If we characterize The Spanish Defense purely on the basis of Hoffman’s methodology, then it is a work of undeniable, solid economic analysis. This would be commendable if the body of the work was not an attempt at a more narrative, play-by-play commentary of naval warfare. Here the story of “what happened” in the Indies year-by-year is played out in monotone lists of things requested by the colonies, things paid for by the crown, and things ignored by the crown. Most of the sentences are written in a scientific tone and with a passive voice, and there is very little attempt to understand the motivations of individual actors. The handful of corsairs that appear by name in this book—such as John Hawkins, Jean Bontempts, and John Oxenham—are barely discussed, and the influence of cimarrons, indigenous agitators, and labor are almost completely ignored. Even the Spanish monarchs, the secretaries of the Casa, and the merchants of the Consulado are left mostly nameless and faceless. Their actions, like others in this book, are assumed to be the products of forces that are much larger than themselves.
In conclusion, while there is no denying the importance of the economic data brought forth and published in The Spanish Defense (one can only image the sheer number of historians who will rely on Hoffman’s tables for their own work), that data is simply not enough, in and of itself, to support a history of this momentous period that is both engaging and truly personal.
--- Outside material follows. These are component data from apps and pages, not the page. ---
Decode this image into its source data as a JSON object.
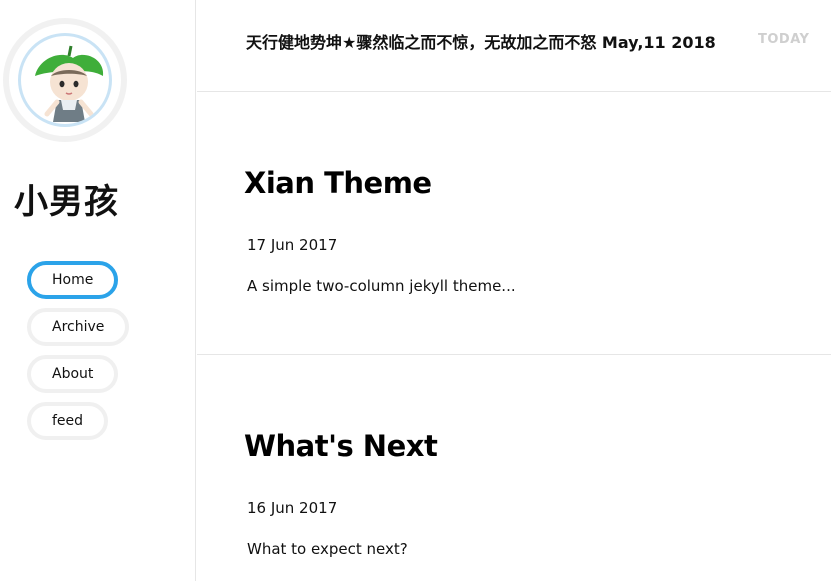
{
  "sidebar": {
    "avatar_alt": "avatar",
    "site_title": "小男孩",
    "nav": [
      {
        "label": "Home",
        "active": true
      },
      {
        "label": "Archive",
        "active": false
      },
      {
        "label": "About",
        "active": false
      },
      {
        "label": "feed",
        "active": false
      }
    ]
  },
  "header": {
    "motto": "天行健地势坤★骤然临之而不惊，无故加之而不怒 May,11 2018",
    "today_label": "TODAY"
  },
  "posts": [
    {
      "title": "Xian Theme",
      "date": "17 Jun 2017",
      "excerpt": "A simple two-column jekyll theme..."
    },
    {
      "title": "What's Next",
      "date": "16 Jun 2017",
      "excerpt": "What to expect next?"
    }
  ],
  "colors": {
    "accent": "#2ba3e9",
    "border": "#e6e6e6",
    "today": "#cfcfcf"
  }
}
Scholars who do not plan on reproducing the economic methodologies of Hoffman, and who want to avoid slogging through a tutorial of bureaucratic and economic events that is bland, sterile, and protracted, are better off extracting the finer points of Hoffman’s analysis from the conclusion and moving on to a more interesting work.